It is important to emphasize that Handbook recommendations, as well as the evidence cited to support them, relate to demonstrated performance deficits of normally aging drivers. Thus, diminished driver capabilities that result from the onset of Alzheimer's disease and related dementias, which are believed to afflict over 10 percent of those age 65 and older and nearly 50 percent of those age 85 and older, are not the current focus.
Finally, the recommendations presented in this Handbook do not constitute a new standard of required practice for the included highway design elements. Questions related to when and where to apply each Handbook recommendation remain at the discretion of the practitioner. This document may be useful as a "problem solver" at older driver accident sites, or it may be applied preemptively to enhance safety wherever there are large numbers of older drivers in the traffic stream in a given jurisdiction. As a practical matter, it is recognized that the application of Handbook recommendations may be limited to the design of new facilities and to planned highway reconstruction projects. Furthermore, the recommendations contained herein seek to avoid "optimum" solutions that may be unattainable using current materials or practices or that will result in situations where extreme costs are incurred for small anticipated gains in system safety. Ultimately, the contents of this Handbook are intended to provide guidance which—based on the current state-of-the-knowledge of the special needs of normally aging seniors—can be expected to significantly enhance the safety and ease of use of the highway system for older drivers in particular, and for the driving population as a whole.

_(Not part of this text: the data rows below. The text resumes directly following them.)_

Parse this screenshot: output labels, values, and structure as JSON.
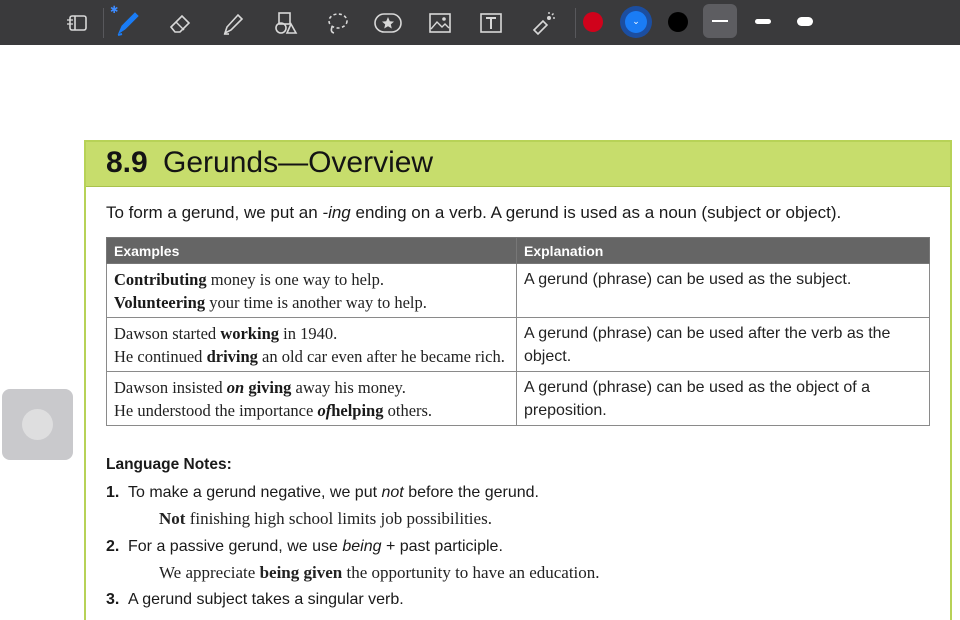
{
  "toolbar": {
    "tools": [
      {
        "name": "reader-toggle",
        "icon": "sidebar-book-icon"
      },
      {
        "name": "pen-tool",
        "icon": "pen-icon",
        "selected": true
      },
      {
        "name": "eraser-tool",
        "icon": "eraser-icon"
      },
      {
        "name": "highlighter-tool",
        "icon": "highlighter-icon"
      },
      {
        "name": "shapes-tool",
        "icon": "shapes-icon"
      },
      {
        "name": "lasso-tool",
        "icon": "lasso-icon"
      },
      {
        "name": "sticker-tool",
        "icon": "star-sticker-icon"
      },
      {
        "name": "image-tool",
        "icon": "image-icon"
      },
      {
        "name": "text-tool",
        "icon": "text-box-icon"
      },
      {
        "name": "laser-tool",
        "icon": "laser-pointer-icon"
      }
    ],
    "bluetooth_icon": "bluetooth-icon",
    "colors": [
      "#d0021b",
      "#1a7cf5",
      "#000000"
    ],
    "selected_color": "#1a7cf5",
    "stroke_sizes": [
      "thin",
      "medium",
      "thick"
    ],
    "selected_stroke": "thin"
  },
  "document": {
    "section_number": "8.9",
    "section_title": "Gerunds—Overview",
    "intro": {
      "before": "To form a gerund, we put an ",
      "italic": "-ing",
      "after": " ending on a verb. A gerund is used as a noun (subject or object)."
    },
    "table": {
      "headers": [
        "Examples",
        "Explanation"
      ],
      "rows": [
        {
          "examples": [
            [
              {
                "b": "Contributing"
              },
              {
                "t": " money is one way to help."
              }
            ],
            [
              {
                "b": "Volunteering"
              },
              {
                "t": " your time is another way to help."
              }
            ]
          ],
          "explanation": "A gerund (phrase) can be used as the subject."
        },
        {
          "examples": [
            [
              {
                "t": "Dawson started "
              },
              {
                "b": "working"
              },
              {
                "t": " in 1940."
              }
            ],
            [
              {
                "t": "He continued "
              },
              {
                "b": "driving"
              },
              {
                "t": " an old car even after he became rich."
              }
            ]
          ],
          "explanation": "A gerund (phrase) can be used after the verb as the object."
        },
        {
          "examples": [
            [
              {
                "t": "Dawson insisted "
              },
              {
                "bi": "on"
              },
              {
                "t": " "
              },
              {
                "b": "giving"
              },
              {
                "t": " away his money."
              }
            ],
            [
              {
                "t": "He understood the importance "
              },
              {
                "bi": "of"
              },
              {
                "b": "helping"
              },
              {
                "t": " others."
              }
            ]
          ],
          "explanation": "A gerund (phrase) can be used as the object of a preposition."
        }
      ]
    },
    "language_notes_title": "Language Notes:",
    "notes": [
      {
        "num": "1.",
        "text_before": "To make a gerund negative, we put ",
        "italic": "not",
        "text_after": " before the gerund.",
        "example_bold": "Not",
        "example_rest": " finishing high school limits job possibilities."
      },
      {
        "num": "2.",
        "text_before": "For a passive gerund, we use ",
        "italic": "being",
        "text_after": " + past participle.",
        "example_pre": "We appreciate ",
        "example_bold": "being given",
        "example_rest": " the opportunity to have an education."
      },
      {
        "num": "3.",
        "text_before": "A gerund subject takes a singular verb.",
        "italic": "",
        "text_after": ""
      }
    ]
  }
}
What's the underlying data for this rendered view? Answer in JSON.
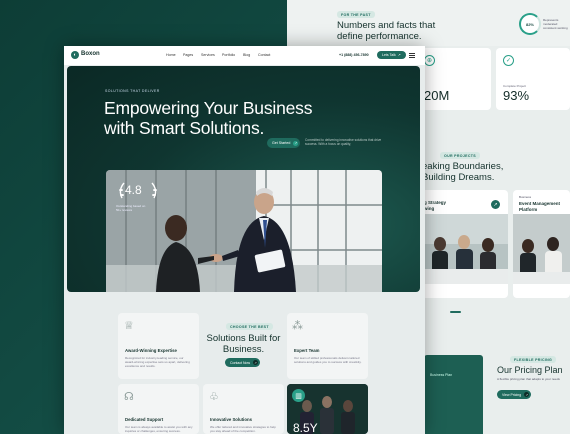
{
  "background_page": {
    "stats": {
      "tag": "FOR THE PAST",
      "headline_line1": "Numbers and facts that",
      "headline_line2": "define performance.",
      "progress_label": "82%",
      "progress_value": 0.82,
      "progress_note": "Represents moderated consistent working"
    },
    "stat_cards": [
      {
        "icon": "globe-icon",
        "value": "20M",
        "label": ""
      },
      {
        "icon": "check-circle-icon",
        "value": "93%",
        "label": "Complete Project"
      }
    ],
    "projects": {
      "tag": "OUR PROJECTS",
      "heading_line1": "eaking Boundaries,",
      "heading_line2": "Building Dreams.",
      "cards": [
        {
          "category": "",
          "title_line1": "g Strategy",
          "title_line2": "wing"
        },
        {
          "category": "Business",
          "title_line1": "Event Management",
          "title_line2": "Platform"
        }
      ]
    },
    "pricing": {
      "tag": "FLEXIBLE PRICING",
      "title": "Our Pricing Plan",
      "description": "A flexible pricing plan that adapts to your needs",
      "button": "View Pricing",
      "dark_panel_text": "Business Plan"
    }
  },
  "foreground_page": {
    "nav": {
      "logo": "Boxon",
      "links": [
        "Home",
        "Pages",
        "Services",
        "Portfolio",
        "Blog",
        "Contact"
      ],
      "phone": "+1 (888) 456-7890",
      "cta": "Lets Talk"
    },
    "hero": {
      "tag": "SOLUTIONS THAT DELIVER",
      "title_line1": "Empowering Your Business",
      "title_line2": "with Smart Solutions.",
      "button": "Get Started",
      "description": "Committed to delivering innovative solutions that drive success. With a focus on quality,",
      "rating": "4.8",
      "rating_text_line1": "Outstanding based on",
      "rating_text_line2": "50+ reviews"
    },
    "features": {
      "tag": "CHOOSE THE BEST",
      "title_line1": "Solutions Built for",
      "title_line2": "Business.",
      "button": "Contact Now",
      "cards": [
        {
          "icon": "trophy-icon",
          "title": "Award-Winning Expertise",
          "desc": "Recognized for industry-leading service, our award-winning expertise sets us apart, delivering excellence and results."
        },
        {
          "icon": "team-icon",
          "title": "Expert Team",
          "desc": "Our team of skilled professionals delivers tailored solutions and guides you to success with creativity."
        },
        {
          "icon": "headset-icon",
          "title": "Dedicated Support",
          "desc": "Our team is always available to assist you with any inquiries or challenges, ensuring success."
        },
        {
          "icon": "bulb-icon",
          "title": "Innovative Solutions",
          "desc": "We offer tailored and innovative strategies to help you stay ahead of the competition."
        }
      ],
      "dark_card_number": "8.5Y"
    }
  },
  "colors": {
    "backdrop": "#124a42",
    "accent": "#1f6b5e",
    "accent_light": "#2aa089",
    "hero_bg": "#0f3530",
    "page_bg": "#e7ecec"
  }
}
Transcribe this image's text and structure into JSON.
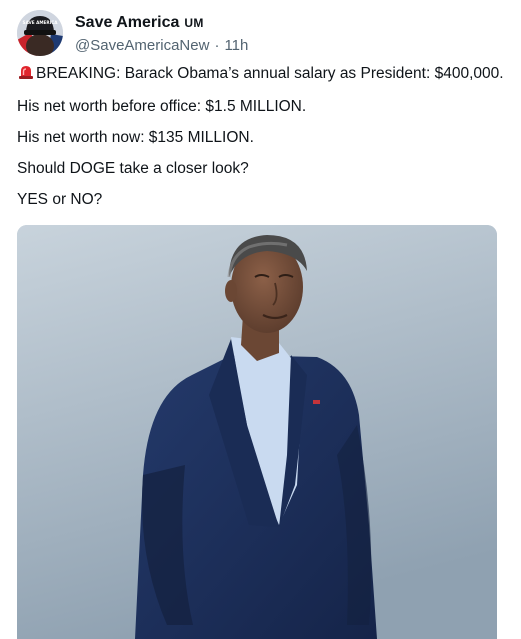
{
  "author": {
    "display_name": "Save America",
    "badge": "UM",
    "handle": "@SaveAmericaNew",
    "separator": "·",
    "time": "11h",
    "avatar_icon": "avatar-hat-icon",
    "avatar_hat_text": "SAVE AMERICA"
  },
  "post": {
    "lines": [
      "BREAKING: Barack Obama’s annual salary as President: $400,000.",
      "His net worth before office: $1.5 MILLION.",
      "His net worth now: $135 MILLION.",
      "Should DOGE take a closer look?",
      "YES or NO?"
    ],
    "lead_icon": "siren-icon"
  },
  "media": {
    "icon": "portrait-photo",
    "colors": {
      "background_top": "#c8d3dc",
      "background_bottom": "#8fa1b1",
      "suit": "#1d2f5a",
      "shirt": "#c9daf0",
      "skin": "#7a5340"
    }
  },
  "colors": {
    "text": "#0f1419",
    "secondary_text": "#536471",
    "siren_red": "#e0242c"
  }
}
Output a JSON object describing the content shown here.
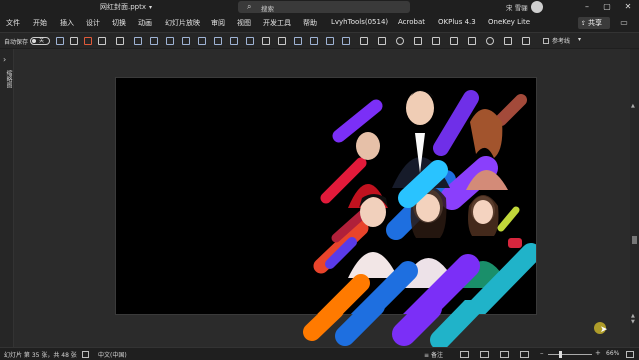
{
  "title_bar": {
    "doc_title": "网红封面.pptx",
    "search_placeholder": "搜索",
    "user_name": "宋 雪骊"
  },
  "menu": {
    "tabs": [
      "文件",
      "开始",
      "插入",
      "设计",
      "切换",
      "动画",
      "幻灯片放映",
      "审阅",
      "视图",
      "开发工具",
      "帮助",
      "LvyhTools(0514)",
      "Acrobat",
      "OKPlus 4.3",
      "OneKey Lite"
    ],
    "share_label": "共享"
  },
  "toolbar": {
    "autosave_label": "自动保存",
    "autosave_state": "关",
    "reference_line_label": "参考线"
  },
  "left_rail": {
    "label": "缩略图"
  },
  "status": {
    "slide_info": "幻灯片 第 35 张，共 48 张",
    "language": "中文(中国)",
    "notes_label": "备注",
    "zoom": "66%"
  },
  "slide": {
    "background": "#000000",
    "stripe_colors": [
      "#7b2ff7",
      "#e8442b",
      "#1e6fe0",
      "#ff7a00",
      "#29c3ff",
      "#8a3ffc",
      "#20b3c9",
      "#b0203a",
      "#5a3be8",
      "#c1d83a",
      "#a34a3a",
      "#e21a3a"
    ]
  }
}
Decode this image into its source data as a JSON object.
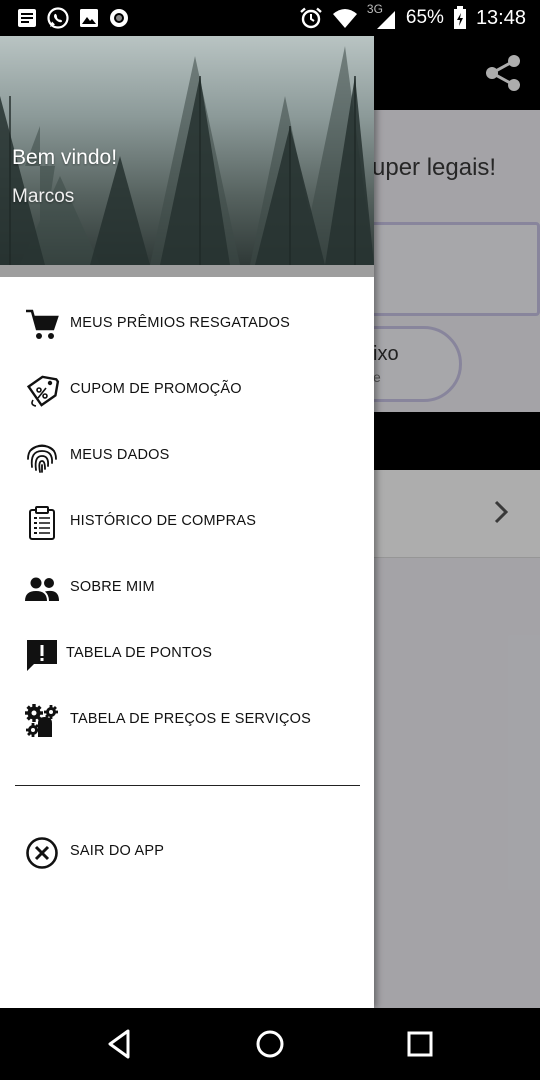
{
  "status_bar": {
    "network": "3G",
    "battery": "65%",
    "time": "13:48",
    "icons": [
      "message-icon",
      "whatsapp-icon",
      "image-icon",
      "record-icon",
      "alarm-icon",
      "wifi-icon",
      "signal-icon",
      "battery-icon"
    ]
  },
  "app": {
    "promo_text": "super legais!",
    "pill_text": "ixo",
    "pill_sub": "e"
  },
  "drawer": {
    "welcome": "Bem vindo!",
    "username": "Marcos",
    "items": [
      {
        "label": "MEUS PRÊMIOS RESGATADOS",
        "icon": "cart-icon"
      },
      {
        "label": "CUPOM DE PROMOÇÃO",
        "icon": "coupon-tag-icon"
      },
      {
        "label": "MEUS DADOS",
        "icon": "fingerprint-icon"
      },
      {
        "label": "HISTÓRICO DE COMPRAS",
        "icon": "clipboard-list-icon"
      },
      {
        "label": "SOBRE MIM",
        "icon": "people-icon"
      },
      {
        "label": "TABELA DE PONTOS",
        "icon": "alert-message-icon"
      },
      {
        "label": "TABELA DE PREÇOS E SERVIÇOS",
        "icon": "gears-person-icon"
      }
    ],
    "logout": {
      "label": "SAIR DO APP",
      "icon": "close-circle-icon"
    }
  },
  "nav_bar": {
    "buttons": [
      "back-icon",
      "home-icon",
      "recents-icon"
    ]
  }
}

Loren Staplin, Ph.D.
Kathy H. Lococo
Stanley R. Byington
AADT annual average daily trafficback to top
AASHTO American Association of State and Highway Transportation Officialsback to top
ATSSA American Traffic Safety Services Associationback to top
CIE commission Internationale de l'Eclairageback to top
CIL complete interchange lightingback to top
CSSB concrete safety shaped barrierback to top
DSD decision sight distanceback to top
FHWA Federal Highway Administrationback to top
fL footlambertback to top
IIHS Insurance Institute for Highway Safetyback to top
ISD intersection sight distance back to top
ISBL in-service brightness levelback to top
ISTEA Intermodal Surface Transportation Efficiency Actback to top
ITE Institute of Transportation Engineersback to top
MRVD minimum required visibility distanceback to top
MSC merge steering controlback to top
MUTCD Manual on Uniform Traffic Control Devices for Streets and Highways
NHTSA National Highway Traffic Safety Administrationback to top
NTOR no turn on redback to top
NTSB National Transportation Safety Boardback to top
PMD post-mounted delineatorback to top
PRT perception-reaction timeback to top
RPM raised pavement markersback to top
RTOR right turn on redback to top
SCL speed-change laneback to top
SSD stopping sight distanceback to top
STV small target visibilityback to top
TRB Transportation Research Boardback to top
TVA transient visual adaptation back to top
VMS variable message sign back to top